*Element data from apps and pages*
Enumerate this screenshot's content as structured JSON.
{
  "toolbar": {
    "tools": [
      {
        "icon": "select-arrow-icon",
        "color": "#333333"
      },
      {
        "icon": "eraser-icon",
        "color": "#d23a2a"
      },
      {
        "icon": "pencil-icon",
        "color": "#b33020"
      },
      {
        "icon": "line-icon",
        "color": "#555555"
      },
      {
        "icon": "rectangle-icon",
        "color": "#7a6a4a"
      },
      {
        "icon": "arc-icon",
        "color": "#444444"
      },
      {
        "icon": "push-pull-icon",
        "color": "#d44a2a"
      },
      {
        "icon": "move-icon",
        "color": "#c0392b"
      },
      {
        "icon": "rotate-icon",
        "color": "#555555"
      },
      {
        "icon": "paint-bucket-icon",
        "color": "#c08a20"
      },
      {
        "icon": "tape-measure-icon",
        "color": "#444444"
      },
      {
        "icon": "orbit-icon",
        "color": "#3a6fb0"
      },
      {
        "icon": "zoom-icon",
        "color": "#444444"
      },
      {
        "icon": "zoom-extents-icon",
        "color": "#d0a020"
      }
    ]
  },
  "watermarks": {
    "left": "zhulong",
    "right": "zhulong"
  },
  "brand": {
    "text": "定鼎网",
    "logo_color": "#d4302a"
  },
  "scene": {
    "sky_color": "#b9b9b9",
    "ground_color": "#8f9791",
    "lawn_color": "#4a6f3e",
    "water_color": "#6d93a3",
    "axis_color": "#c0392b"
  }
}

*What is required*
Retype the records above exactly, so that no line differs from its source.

*Solution below*
Enumerate this screenshot's content as structured JSON.
{
  "toolbar": {
    "tools": [
      {
        "icon": "select-arrow-icon",
        "color": "#333333"
      },
      {
        "icon": "eraser-icon",
        "color": "#d23a2a"
      },
      {
        "icon": "pencil-icon",
        "color": "#b33020"
      },
      {
        "icon": "line-icon",
        "color": "#555555"
      },
      {
        "icon": "rectangle-icon",
        "color": "#7a6a4a"
      },
      {
        "icon": "arc-icon",
        "color": "#444444"
      },
      {
        "icon": "push-pull-icon",
        "color": "#d44a2a"
      },
      {
        "icon": "move-icon",
        "color": "#c0392b"
      },
      {
        "icon": "rotate-icon",
        "color": "#555555"
      },
      {
        "icon": "paint-bucket-icon",
        "color": "#c08a20"
      },
      {
        "icon": "tape-measure-icon",
        "color": "#444444"
      },
      {
        "icon": "orbit-icon",
        "color": "#3a6fb0"
      },
      {
        "icon": "zoom-icon",
        "color": "#444444"
      },
      {
        "icon": "zoom-extents-icon",
        "color": "#d0a020"
      }
    ]
  },
  "watermarks": {
    "left": "zhulong",
    "right": "zhulong"
  },
  "brand": {
    "text": "定鼎网",
    "logo_color": "#d4302a"
  },
  "scene": {
    "sky_color": "#b9b9b9",
    "ground_color": "#8f9791",
    "lawn_color": "#4a6f3e",
    "water_color": "#6d93a3",
    "axis_color": "#c0392b"
  }
}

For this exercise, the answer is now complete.